What did the patients have in common? They were all heroin addicts. After some detective work by Dr. Langston and others, the heroin was analyzed and was found to be not actual heroin (derived from poppies) but a “designer drug” (a manufactured drug that gave the same high as heroin). The refining process for this particular batch had been botched, introducing a toxic contaminant called MPTP. (If you’re feeling particularly geeky, the full chemical name is 1-methyl-4-phenyl-1,2,3,6-tetrahydropyridine.)
So, the bottom line discovery was that MPTP caused accelerated Parkinson’s. This meant that for the first time, PD drugs could be tested on animal models. In nature, only humans get PD. With MPTP, research animals like primates and rats could be “infected” with MPTP to display parkinsonisms. Then researchers could determine the efficacy of the drug being tested to reduce these parkinsonisms.
Lest you get squeamish about animal testing, it is far more ethical and safe to test on animals first before proceeding to human testing. And the drug I take every day (Ropinirole, aka Requip) would not have been possible without animal testing. It’s not a coincidence that MPTP’s causation of parkinsonisms was confirmed in the 1980s (after the frozen addicts event in 1982) and the PD drugs I have used were put on the market in 1997 (Mirapex and Ropinirole).
The book was copyright 1995, which is a lifetime ago in PD research. A few things sounded a bit antique. One is the book’s statement that the number of neurons (100 billion, a number that has since been questioned) is fixed at birth, and you can’t grow new ones. You can grow new neurons (the $10 buck word is neurogenesis) and that is the whole basis of research into stem cell therapy. (See earlier post.)

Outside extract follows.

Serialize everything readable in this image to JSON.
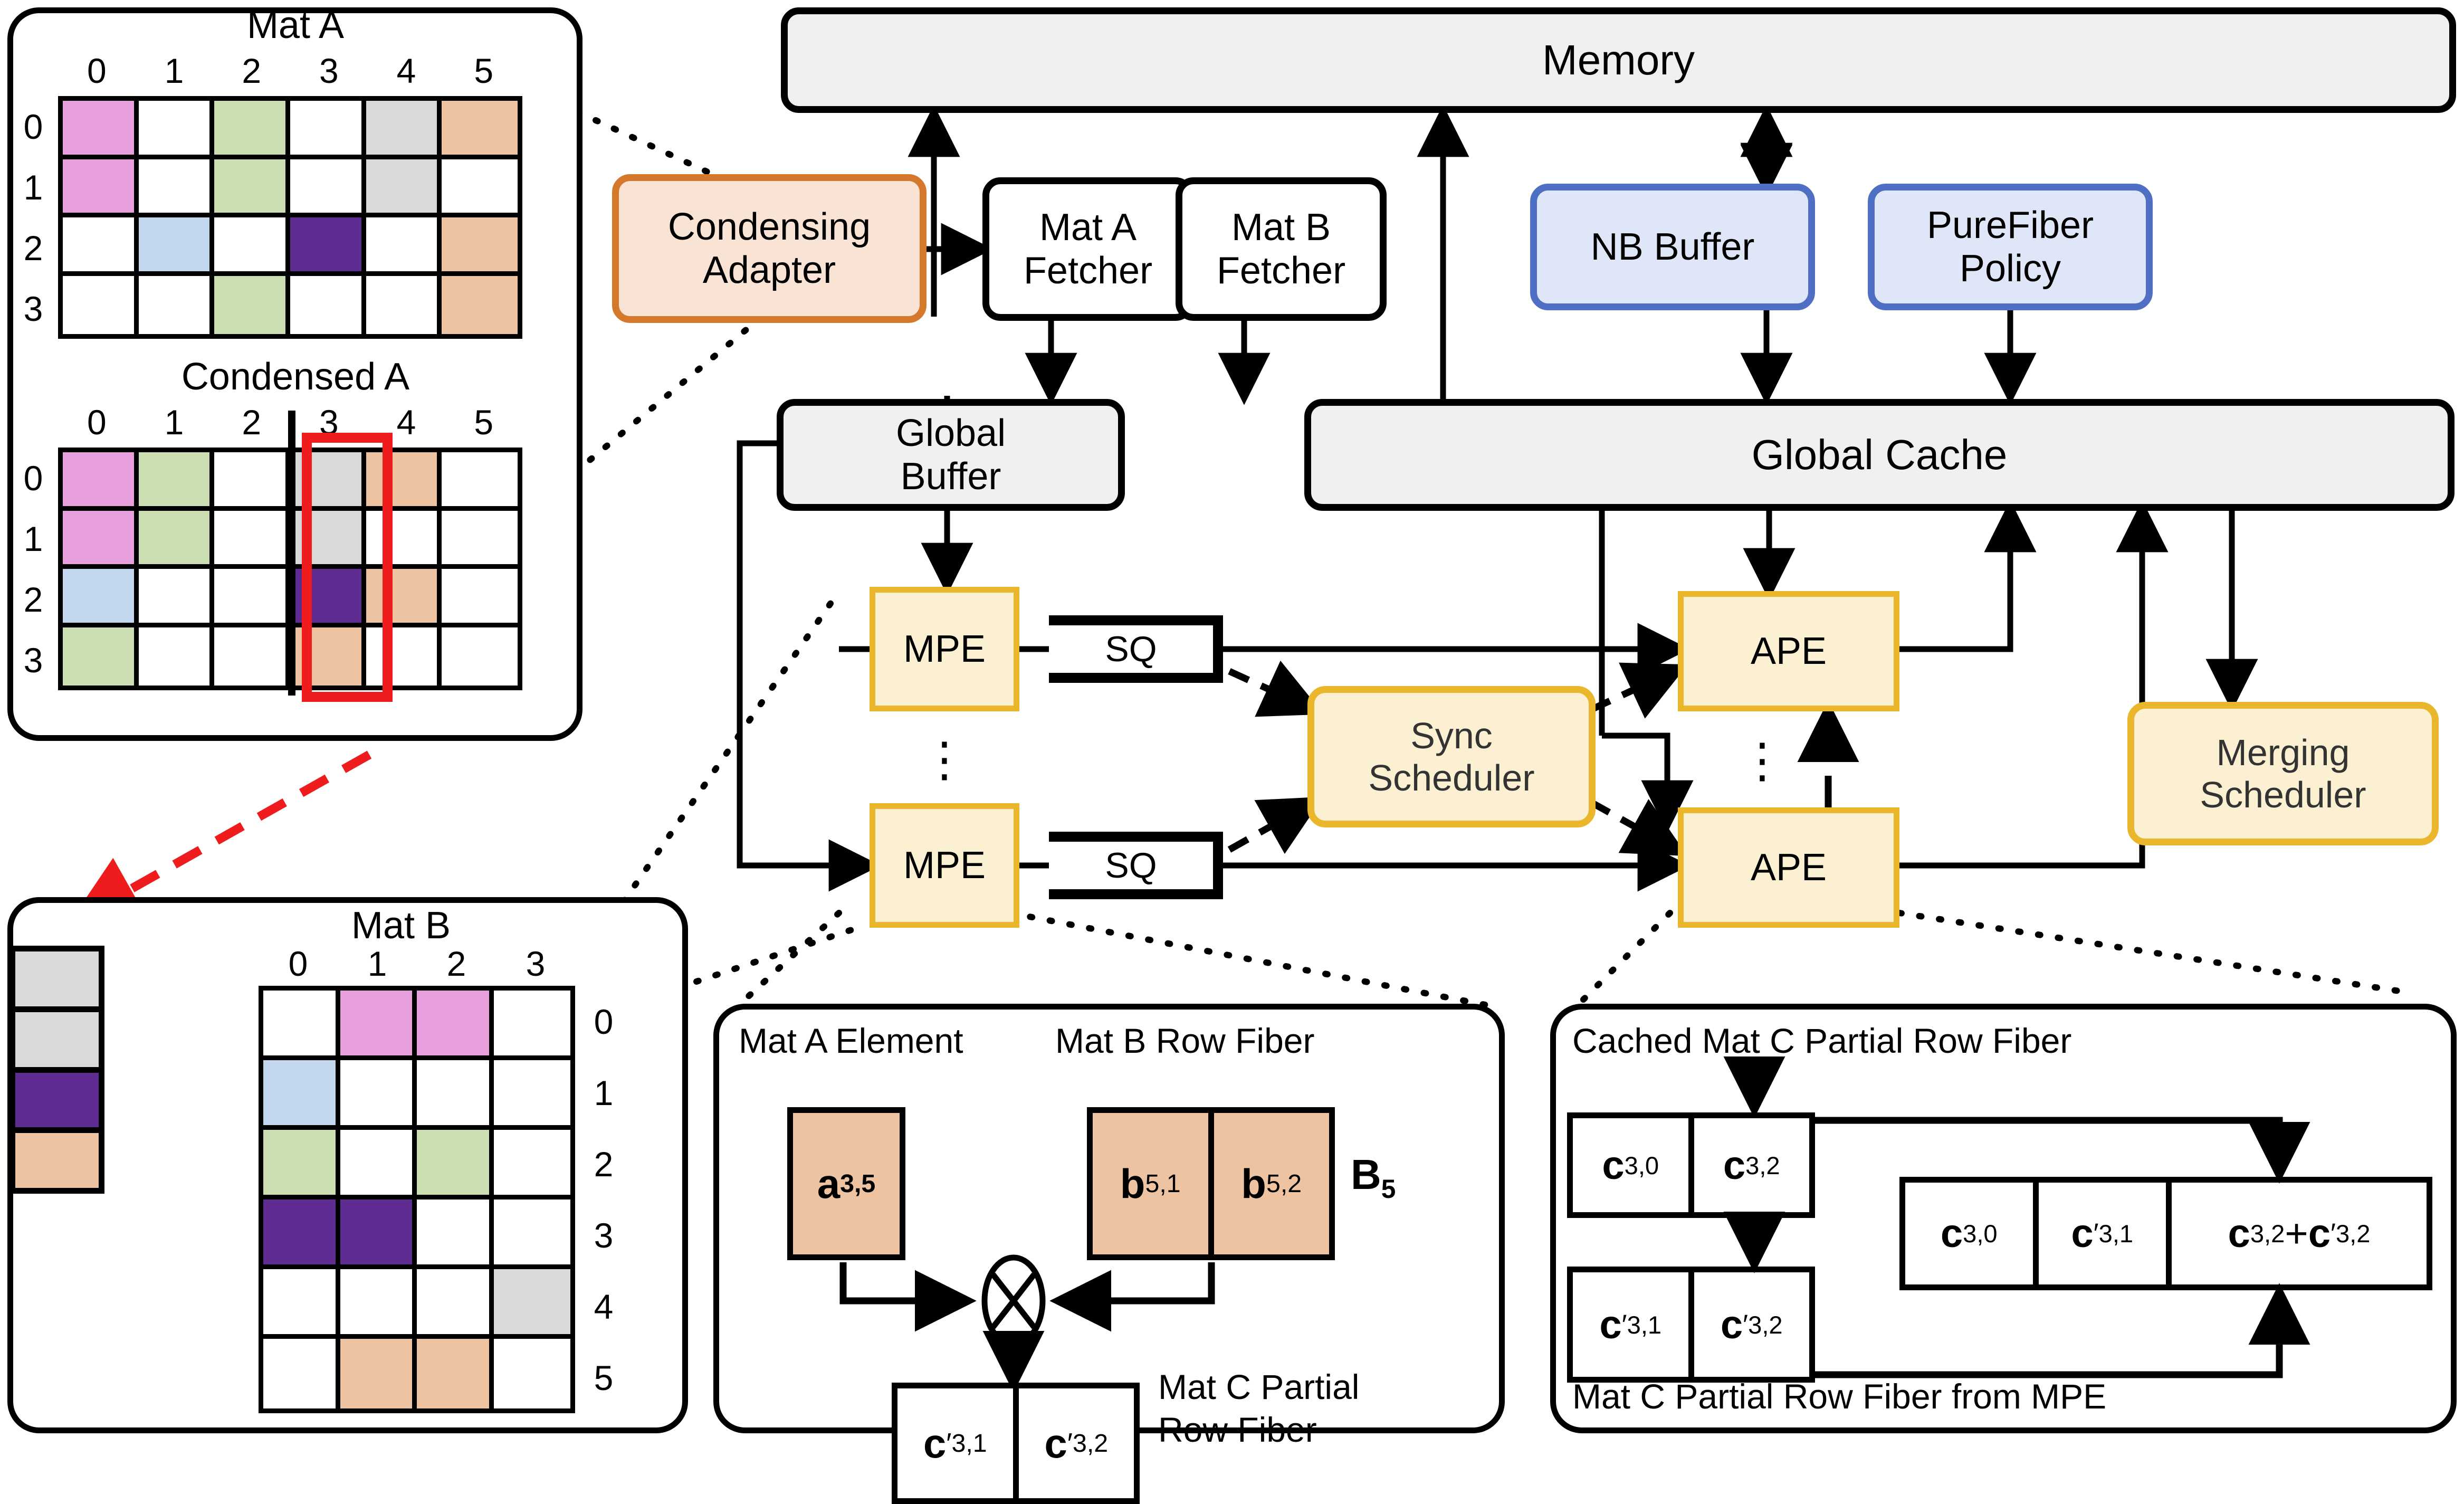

And speaking of stem cell therapy, another antiquity from the book is the whole Bush Administration obstruction against fetal stem cells. Langston writes about eventualy sending three of his patients to Sweden, where fetal brain tissue transplants were pioneered. These were successful in improving Dr. Langston’s patients. (One of the Swedish transplant team was Patrik Brundin, now director at Van Andel Institute, see my post. ) Mercifully, dealing with fetal tissue/cells has now (largely) become a moot point, due to the Nobel-prize winning accomplishment of Sir John B. Gurdon and Shinya Yamanaka. These scientists won the 2012 Nobel Prize in Physiology for discovering that mature, specialized cells can be reprogrammed to become “pluripotent”, that is, like stem cells: immature cells capable of developing into all tissues of the body.
And the final antiquity is the use of PET scans, at the time (early 1980s) so rare, Langdon’s patients had to be shipped off to specialists in Vancouver, BC and London. Radioactive fluoradopa was injected in the patients’ veins. The rate at which the fluoradopa was absorbed in the striatum (brain parts) provided a measure of how much dopamine was lost. PET scans are now very common; this makes me wonder why PET scans isn’t used as a diagnostic tool for PD. As I suspected, the cost is high (not prohibitive but several thousand dollars) and generally not necessary versus a clinical exam by a neurologist.
Today, Dr. Langston is Scientific Director of the Parkinson’s Institute which he founded in 1989. In 2012, he was awarded the 2012 Robert A. Pritzker Prize for Leadership in Parkinson’s Research.